Read the personal stories on the JfJ site, though, and I think you will see why the founder of the site is as fundy as many of us can be, after exiting Armstrongism: Some of the horror stories they tell about the Messianic "Jewish" movement (it isn't really, and is pretty much a closed high-demand group/system of its own) sound just like us!!!

Anonymous said...

Hebrews 4:9 There remaineth therefore a rest (keeping of the Sabbath) to the people of God.

The word translated rest in Heb 4:9is sabbatismoV, pronounced sabbatismos, which means “Sabbath rest, Sabbath observance” (Arndt and Gingrich, A Greek-English Lexicon of the New Testament).
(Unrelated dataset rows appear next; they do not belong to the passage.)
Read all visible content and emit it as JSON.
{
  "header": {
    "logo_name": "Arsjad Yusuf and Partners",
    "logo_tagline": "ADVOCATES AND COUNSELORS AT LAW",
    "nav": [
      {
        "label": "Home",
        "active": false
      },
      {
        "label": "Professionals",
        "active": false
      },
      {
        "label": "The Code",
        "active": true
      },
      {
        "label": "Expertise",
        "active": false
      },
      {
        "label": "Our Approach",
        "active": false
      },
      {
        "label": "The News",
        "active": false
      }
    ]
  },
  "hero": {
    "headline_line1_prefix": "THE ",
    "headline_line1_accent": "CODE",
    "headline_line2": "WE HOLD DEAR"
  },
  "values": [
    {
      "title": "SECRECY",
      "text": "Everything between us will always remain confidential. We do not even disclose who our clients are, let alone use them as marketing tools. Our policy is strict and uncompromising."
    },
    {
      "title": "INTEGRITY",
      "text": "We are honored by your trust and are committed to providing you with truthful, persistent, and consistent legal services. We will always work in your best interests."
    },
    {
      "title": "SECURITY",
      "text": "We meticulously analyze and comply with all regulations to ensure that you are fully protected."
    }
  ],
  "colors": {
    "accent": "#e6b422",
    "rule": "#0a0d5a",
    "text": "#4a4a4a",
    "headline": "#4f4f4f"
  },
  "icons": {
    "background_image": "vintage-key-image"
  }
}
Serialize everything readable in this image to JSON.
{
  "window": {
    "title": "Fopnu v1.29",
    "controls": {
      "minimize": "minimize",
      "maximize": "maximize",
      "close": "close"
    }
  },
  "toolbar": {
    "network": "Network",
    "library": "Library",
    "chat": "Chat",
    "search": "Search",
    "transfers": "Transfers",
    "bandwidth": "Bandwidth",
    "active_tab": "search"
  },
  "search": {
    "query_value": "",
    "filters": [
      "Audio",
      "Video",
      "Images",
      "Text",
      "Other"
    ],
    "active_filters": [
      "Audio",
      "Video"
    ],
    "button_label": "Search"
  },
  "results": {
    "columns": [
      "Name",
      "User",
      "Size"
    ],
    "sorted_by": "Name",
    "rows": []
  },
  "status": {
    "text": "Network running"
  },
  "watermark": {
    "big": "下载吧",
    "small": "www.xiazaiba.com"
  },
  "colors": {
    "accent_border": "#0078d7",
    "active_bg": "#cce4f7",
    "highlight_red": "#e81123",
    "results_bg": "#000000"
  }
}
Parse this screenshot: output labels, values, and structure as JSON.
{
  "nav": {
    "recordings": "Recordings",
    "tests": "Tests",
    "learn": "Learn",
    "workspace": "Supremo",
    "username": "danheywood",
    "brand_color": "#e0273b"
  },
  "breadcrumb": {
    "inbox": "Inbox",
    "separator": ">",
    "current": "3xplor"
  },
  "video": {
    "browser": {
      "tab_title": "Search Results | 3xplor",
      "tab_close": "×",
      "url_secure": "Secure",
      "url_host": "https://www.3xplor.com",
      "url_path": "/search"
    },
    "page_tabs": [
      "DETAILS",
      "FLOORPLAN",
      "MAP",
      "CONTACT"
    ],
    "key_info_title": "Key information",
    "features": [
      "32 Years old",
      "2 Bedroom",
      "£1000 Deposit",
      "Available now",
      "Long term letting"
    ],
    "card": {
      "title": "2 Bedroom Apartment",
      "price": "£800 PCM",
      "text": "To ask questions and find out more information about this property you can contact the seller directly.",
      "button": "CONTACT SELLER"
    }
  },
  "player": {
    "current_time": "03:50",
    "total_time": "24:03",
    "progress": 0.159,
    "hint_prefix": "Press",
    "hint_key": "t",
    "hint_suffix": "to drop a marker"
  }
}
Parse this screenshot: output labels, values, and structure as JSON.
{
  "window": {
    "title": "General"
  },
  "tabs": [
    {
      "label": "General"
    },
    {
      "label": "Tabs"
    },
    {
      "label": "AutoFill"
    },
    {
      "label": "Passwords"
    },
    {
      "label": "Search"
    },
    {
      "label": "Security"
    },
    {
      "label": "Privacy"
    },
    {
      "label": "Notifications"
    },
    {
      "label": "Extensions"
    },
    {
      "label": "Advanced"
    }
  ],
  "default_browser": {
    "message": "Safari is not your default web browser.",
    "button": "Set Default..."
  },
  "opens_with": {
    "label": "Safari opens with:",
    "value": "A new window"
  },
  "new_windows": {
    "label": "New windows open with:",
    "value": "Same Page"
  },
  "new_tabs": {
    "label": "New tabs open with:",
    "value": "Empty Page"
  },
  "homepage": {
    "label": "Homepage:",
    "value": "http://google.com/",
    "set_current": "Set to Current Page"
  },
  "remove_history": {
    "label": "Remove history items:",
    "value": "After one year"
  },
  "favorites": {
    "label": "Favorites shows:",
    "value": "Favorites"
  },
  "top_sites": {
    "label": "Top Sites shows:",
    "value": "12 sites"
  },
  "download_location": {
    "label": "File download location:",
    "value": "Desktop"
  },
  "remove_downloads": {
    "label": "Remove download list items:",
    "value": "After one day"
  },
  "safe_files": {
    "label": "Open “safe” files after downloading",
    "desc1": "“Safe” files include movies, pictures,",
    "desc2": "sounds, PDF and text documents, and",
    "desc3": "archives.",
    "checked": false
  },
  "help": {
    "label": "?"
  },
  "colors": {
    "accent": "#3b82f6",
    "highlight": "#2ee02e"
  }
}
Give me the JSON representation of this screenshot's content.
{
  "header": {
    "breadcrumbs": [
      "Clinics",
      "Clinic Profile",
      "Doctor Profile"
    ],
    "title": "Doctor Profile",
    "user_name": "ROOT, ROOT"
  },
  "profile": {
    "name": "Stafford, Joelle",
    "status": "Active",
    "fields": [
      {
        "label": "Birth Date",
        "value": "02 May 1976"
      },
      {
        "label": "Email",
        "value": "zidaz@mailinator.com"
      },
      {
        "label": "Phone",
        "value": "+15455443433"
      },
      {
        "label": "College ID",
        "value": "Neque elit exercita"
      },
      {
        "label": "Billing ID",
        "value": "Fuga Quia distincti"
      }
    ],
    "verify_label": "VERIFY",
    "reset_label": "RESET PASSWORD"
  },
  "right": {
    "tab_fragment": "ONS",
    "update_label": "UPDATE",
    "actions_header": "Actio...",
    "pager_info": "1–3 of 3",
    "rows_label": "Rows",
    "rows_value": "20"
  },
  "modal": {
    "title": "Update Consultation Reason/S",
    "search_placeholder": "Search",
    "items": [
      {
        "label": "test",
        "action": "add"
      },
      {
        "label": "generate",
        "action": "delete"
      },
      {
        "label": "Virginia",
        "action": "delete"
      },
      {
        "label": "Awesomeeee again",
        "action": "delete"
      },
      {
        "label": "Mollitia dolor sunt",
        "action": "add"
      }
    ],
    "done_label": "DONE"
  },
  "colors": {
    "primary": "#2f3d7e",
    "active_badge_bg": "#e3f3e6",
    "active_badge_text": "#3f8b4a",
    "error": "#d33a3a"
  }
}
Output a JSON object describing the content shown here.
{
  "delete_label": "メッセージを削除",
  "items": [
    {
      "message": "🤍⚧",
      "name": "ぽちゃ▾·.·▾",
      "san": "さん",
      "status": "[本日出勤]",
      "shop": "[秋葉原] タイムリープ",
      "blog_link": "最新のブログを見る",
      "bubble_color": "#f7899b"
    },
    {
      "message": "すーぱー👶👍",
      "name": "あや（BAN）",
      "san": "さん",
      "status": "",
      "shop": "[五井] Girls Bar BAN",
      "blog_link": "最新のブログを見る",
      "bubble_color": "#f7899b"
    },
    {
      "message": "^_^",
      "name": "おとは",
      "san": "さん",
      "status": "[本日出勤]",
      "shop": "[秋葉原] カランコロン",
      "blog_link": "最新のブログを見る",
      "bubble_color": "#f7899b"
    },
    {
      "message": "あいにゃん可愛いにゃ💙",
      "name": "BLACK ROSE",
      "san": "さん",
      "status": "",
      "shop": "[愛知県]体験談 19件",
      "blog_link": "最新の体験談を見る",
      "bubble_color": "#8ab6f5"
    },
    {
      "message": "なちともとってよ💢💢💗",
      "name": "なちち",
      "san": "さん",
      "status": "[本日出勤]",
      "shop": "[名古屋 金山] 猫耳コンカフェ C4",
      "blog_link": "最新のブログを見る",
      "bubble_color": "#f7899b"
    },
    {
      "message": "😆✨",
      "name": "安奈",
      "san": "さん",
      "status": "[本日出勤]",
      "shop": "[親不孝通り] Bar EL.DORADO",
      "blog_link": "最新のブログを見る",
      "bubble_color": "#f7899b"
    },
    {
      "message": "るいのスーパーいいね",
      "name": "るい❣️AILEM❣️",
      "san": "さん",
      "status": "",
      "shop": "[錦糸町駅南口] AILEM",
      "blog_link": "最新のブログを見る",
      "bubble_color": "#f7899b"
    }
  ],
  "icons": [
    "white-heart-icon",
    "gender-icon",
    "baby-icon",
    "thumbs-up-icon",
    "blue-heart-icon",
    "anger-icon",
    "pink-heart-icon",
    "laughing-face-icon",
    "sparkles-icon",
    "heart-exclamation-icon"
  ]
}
This difinition of the Greek word sabbatismoV (sabbatismos) is confirmed by other historic works The words ‘sabbath rest’ is translated from the GK noun sabbatismos, [and is] a unique word in the NT. This term appears also in Plutarch (Superset. 3 [Moralia 166a]) for sabbath observance, and in four post-canonical Christian writings which are not dependent on Heb. 4:9” (The Anchor Bible Dictionary, Vol. 5, p. 856).

Luc said...

The context of Hebrews 4 is about the Israelite going in to the promised land as a type of sabbath rest which was not the ultimate goal that the sabbath day represented which is the seventh thousand year day which is the completion of mans six days of doing his own thing.

Seeker Of Truth said...

This is the problem: when one has preferences for truth, one will see what one wants to see.

There is a point being made in Hebrews four just as in Galatians four, but those who have a truth preference ignore the context and then the letter doesn't make sense.
Have you read the Bible Symbology article? It talks about how the symbology must be consistent, like fractals. If they don't then something is being misunderstood.

For a moment, put yourself in my shoes and look at Hebrews 4 and Galatians 4 through my eyes (nothing bad will happen to you for doing so) and see if it makes sense. Determine what the summery of what Paul's point is.

A lot of people really don't like it when I suggest going out and buying a Logic Problem puzzle book and doing all the puzzles in that book, but it is great exercise for developing, well... logic.
In Logic Problems you learn how one single sentence holds SO much information and how much can be derived from it, and THAT is a VERY useful tool when it comes to Bible study.
Remember the Karate Kid, wax on, wax off? He wanted to know how waxing Mr. Miyagi's car was going to teach him Karate. Well, that's Logic Problems.

Paul repeats himself, trying to explain that he is not talking about the seventh day Sabbath but of the seventh thousand year Sabbath, the Kingdom of God.

This is not the word sabbaton G4521 which IS the weekly Sabbath, it is the word G 4520 sabbarismos - the repose of Christianity (as a type of heaven). In other words: the rest that is in the Kingdom of God.
Go look at Hebrews four again, and look at the context.
I thought I explained it pretty well in this article.